-- Exercise objective --
Count the lines in the entries that contain "placeholder". Say the number and nothing more.

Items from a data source
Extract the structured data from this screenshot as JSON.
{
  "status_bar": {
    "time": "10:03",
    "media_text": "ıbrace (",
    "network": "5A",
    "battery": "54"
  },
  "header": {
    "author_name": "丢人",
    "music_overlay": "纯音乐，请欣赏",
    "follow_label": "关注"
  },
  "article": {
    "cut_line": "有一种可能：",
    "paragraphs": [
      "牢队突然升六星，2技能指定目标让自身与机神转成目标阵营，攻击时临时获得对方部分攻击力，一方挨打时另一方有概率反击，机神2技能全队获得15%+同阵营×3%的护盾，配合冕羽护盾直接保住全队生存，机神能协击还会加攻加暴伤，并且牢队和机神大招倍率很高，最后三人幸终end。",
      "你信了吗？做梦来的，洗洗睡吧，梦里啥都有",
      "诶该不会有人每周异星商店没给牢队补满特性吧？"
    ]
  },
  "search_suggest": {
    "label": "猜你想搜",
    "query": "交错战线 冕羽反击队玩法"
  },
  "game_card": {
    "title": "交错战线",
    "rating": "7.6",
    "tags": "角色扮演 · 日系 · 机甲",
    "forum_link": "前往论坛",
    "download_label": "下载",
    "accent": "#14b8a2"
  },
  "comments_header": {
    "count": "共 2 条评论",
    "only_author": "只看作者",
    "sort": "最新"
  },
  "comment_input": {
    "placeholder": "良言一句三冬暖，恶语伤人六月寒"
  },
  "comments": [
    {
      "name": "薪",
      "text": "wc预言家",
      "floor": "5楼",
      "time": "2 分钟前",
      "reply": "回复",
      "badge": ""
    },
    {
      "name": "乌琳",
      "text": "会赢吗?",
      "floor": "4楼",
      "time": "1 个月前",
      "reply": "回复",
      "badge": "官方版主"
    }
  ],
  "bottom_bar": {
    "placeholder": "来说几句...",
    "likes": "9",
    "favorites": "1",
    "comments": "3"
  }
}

-- Result below --
2